The move would end up diluting the voting power of residents in the city, opponents argue.

Tennessee Republicans plan to carve up Nashville into as many as three congressional seats during redistricting this year, a state GOP leader said Monday.

“I won’t give an exact number, but it’s either two or three,” Republican House Speaker Cameron Sexton said of the possible district splits, in an interview with The Associated Press, adding that the new congressional maps would be released this week.

NBC News has reached out to Sexton's office for comment.

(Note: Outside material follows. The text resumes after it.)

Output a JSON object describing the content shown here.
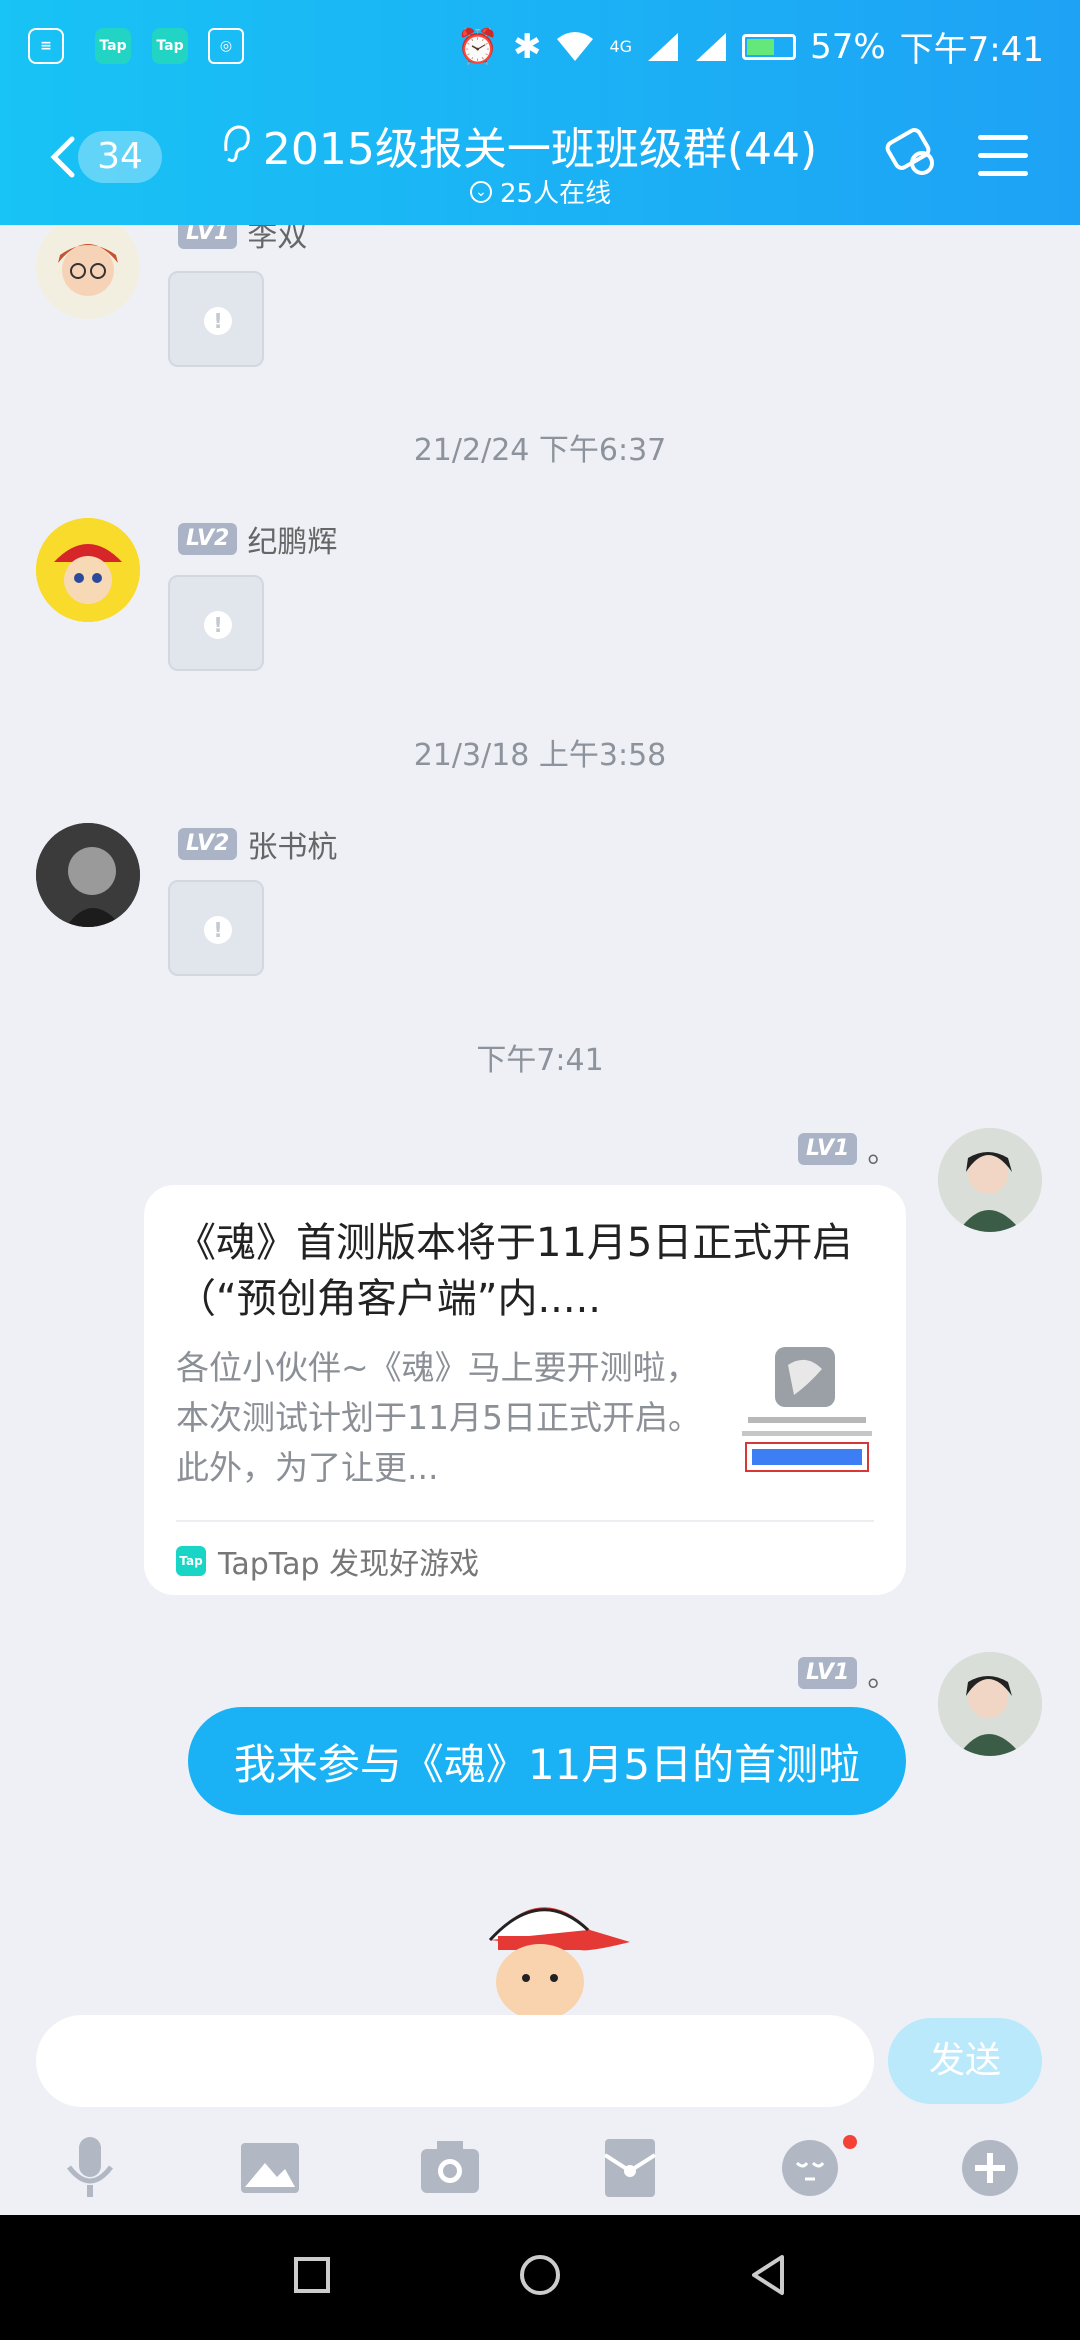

Democrats have warned for months that their GOP counterparts, who control the state legislature tasked with the redistricting, would draw new boundaries that are advantageous to Republicans as the party looks to bolster its prospects in the 2022 midterm elections and beyond.

The Supreme Court ruled in 2019 that gerrymandering for partisan purposes is permissible under federal law.

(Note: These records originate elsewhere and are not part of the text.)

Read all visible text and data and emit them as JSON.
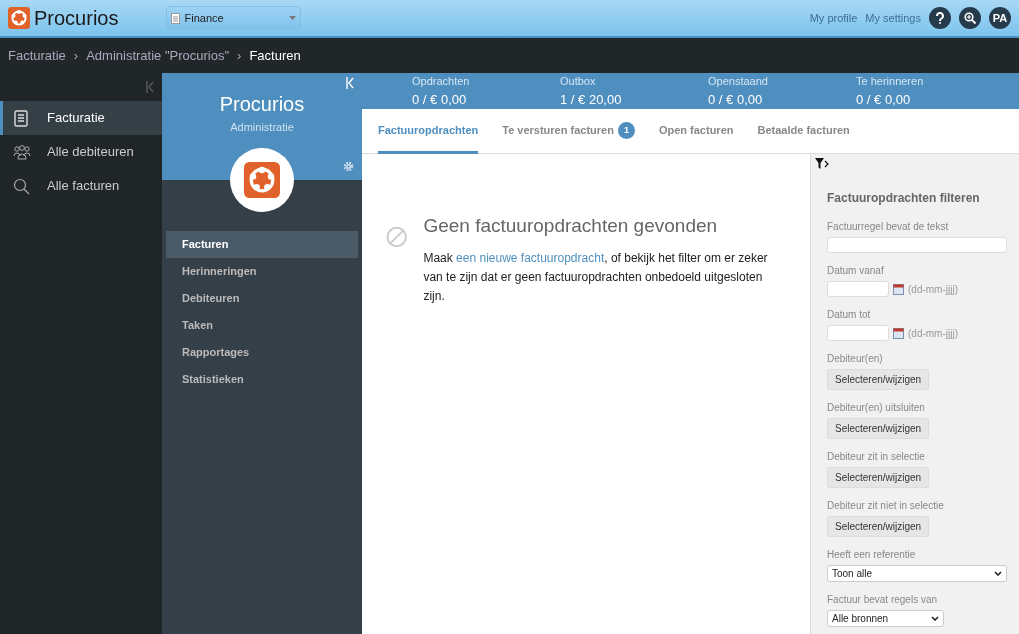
{
  "header": {
    "brand": "Procurios",
    "workspace": "Finance",
    "links": [
      "My profile",
      "My settings"
    ],
    "avatar": "PA"
  },
  "breadcrumb": [
    {
      "label": "Facturatie",
      "current": false
    },
    {
      "separator": "›",
      "label": "Administratie \"Procurios\"",
      "current": false
    },
    {
      "separator": "›",
      "label": "Facturen",
      "current": true
    }
  ],
  "sidebar": {
    "items": [
      {
        "label": "Facturatie",
        "selected": true
      },
      {
        "label": "Alle debiteuren",
        "selected": false
      },
      {
        "label": "Alle facturen",
        "selected": false
      }
    ]
  },
  "admin_panel": {
    "title": "Procurios",
    "subtitle": "Administratie",
    "items": [
      {
        "label": "Facturen",
        "selected": true
      },
      {
        "label": "Herinneringen",
        "selected": false
      },
      {
        "label": "Debiteuren",
        "selected": false
      },
      {
        "label": "Taken",
        "selected": false
      },
      {
        "label": "Rapportages",
        "selected": false
      },
      {
        "label": "Statistieken",
        "selected": false
      }
    ]
  },
  "stats": [
    {
      "label": "Opdrachten",
      "value": "0 / € 0,00"
    },
    {
      "label": "Outbox",
      "value": "1 / € 20,00"
    },
    {
      "label": "Openstaand",
      "value": "0 / € 0,00"
    },
    {
      "label": "Te herinneren",
      "value": "0 / € 0,00"
    }
  ],
  "tabs": [
    {
      "label": "Factuuropdrachten",
      "selected": true
    },
    {
      "label": "Te versturen facturen",
      "badge": "1",
      "selected": false
    },
    {
      "label": "Open facturen",
      "selected": false
    },
    {
      "label": "Betaalde facturen",
      "selected": false
    }
  ],
  "empty_state": {
    "title": "Geen factuuropdrachten gevonden",
    "before": "Maak ",
    "link": "een nieuwe factuuropdracht",
    "after": ", of bekijk het filter om er zeker van te zijn dat er geen factuuropdrachten onbedoeld uitgesloten zijn."
  },
  "filter": {
    "title": "Factuuropdrachten filteren",
    "fields": [
      {
        "kind": "text",
        "label": "Factuurregel bevat de tekst"
      },
      {
        "kind": "date",
        "label": "Datum vanaf",
        "hint": "(dd-mm-jjjj)"
      },
      {
        "kind": "date",
        "label": "Datum tot",
        "hint": "(dd-mm-jjjj)"
      },
      {
        "kind": "picker",
        "label": "Debiteur(en)",
        "button": "Selecteren/wijzigen"
      },
      {
        "kind": "picker",
        "label": "Debiteur(en) uitsluiten",
        "button": "Selecteren/wijzigen"
      },
      {
        "kind": "picker",
        "label": "Debiteur zit in selectie",
        "button": "Selecteren/wijzigen"
      },
      {
        "kind": "picker",
        "label": "Debiteur zit niet in selectie",
        "button": "Selecteren/wijzigen"
      },
      {
        "kind": "select",
        "label": "Heeft een referentie",
        "value": "Toon alle"
      },
      {
        "kind": "dropdown",
        "label": "Factuur bevat regels van",
        "value": "Alle bronnen"
      }
    ]
  }
}
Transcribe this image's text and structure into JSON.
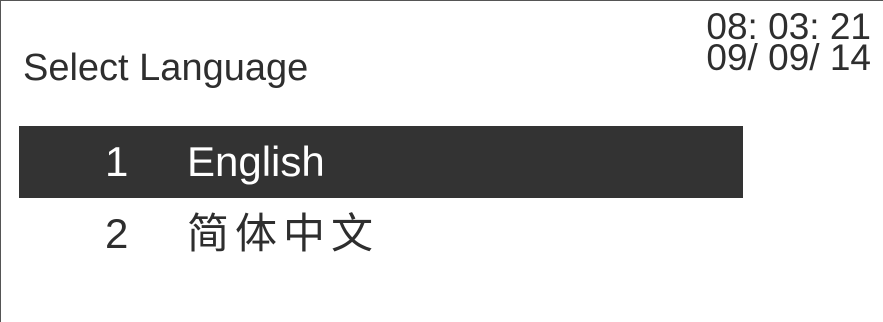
{
  "screen": {
    "title": "Select Language",
    "clock": {
      "time": "08: 03: 21",
      "date": "09/ 09/ 14"
    }
  },
  "menu": {
    "items": [
      {
        "number": "1",
        "label": "English",
        "selected": true
      },
      {
        "number": "2",
        "label": "简体中文",
        "selected": false
      }
    ]
  },
  "colors": {
    "background": "#ffffff",
    "text": "#2e2e2e",
    "highlight_background": "#333333",
    "highlight_text": "#ffffff"
  }
}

Dividing up Nashville would threaten the re-election chances for Democratic Rep. Jim Cooper by pairing more conservative areas outside the state's largest city with the metropolitan area's more liberal voters. The resulting districts would likely create safe seats for Republicans.

“It’s highly likely they will gerrymander Tennessee and destroy Nashville’s identity and political clout,” Cooper, who has represented the 5th Congressional District since 2003, told NBC News last year. "It's a little bit like political looting. If you know that the store is open and nobody's watching, you're going to steal as much as you can."

Since the last redistricting cycle a decade ago, Middle Tennessee and Nashville, one of a handful of blue dots in a reliably red state, have exploded in population. The 5th district, which includes all of Davidson County, as well as the more rural Dickson County and parts of Cheatham County, now has too many residents and must be changed during redistricting. Davidson's population is now about the size of a standalone district, and Democrats have urged Republicans to keep the seat intact to preserve the political power of those voters.

But Sexton, in an interview with NBC News in the fall about the possibility of splitting the city, argued that having multiple lawmakers representing Nashville in Congress wouldn’t be a bad thing.

"If more than one person represents a county, then you have more voice in Washington," he said at the time.

Proponents of keeping Nashville as one district, however, argue that splitting the city's voters between multiple seats would dilute their voting power.

A decade ago, Republican lawmakers in North Carolina split the liberal city of Asheville — once a moderating force in the state's 11th Congressional District, which was represented at the time by a moderate Democrat — between two districts, creating two safe Republican seats in the process.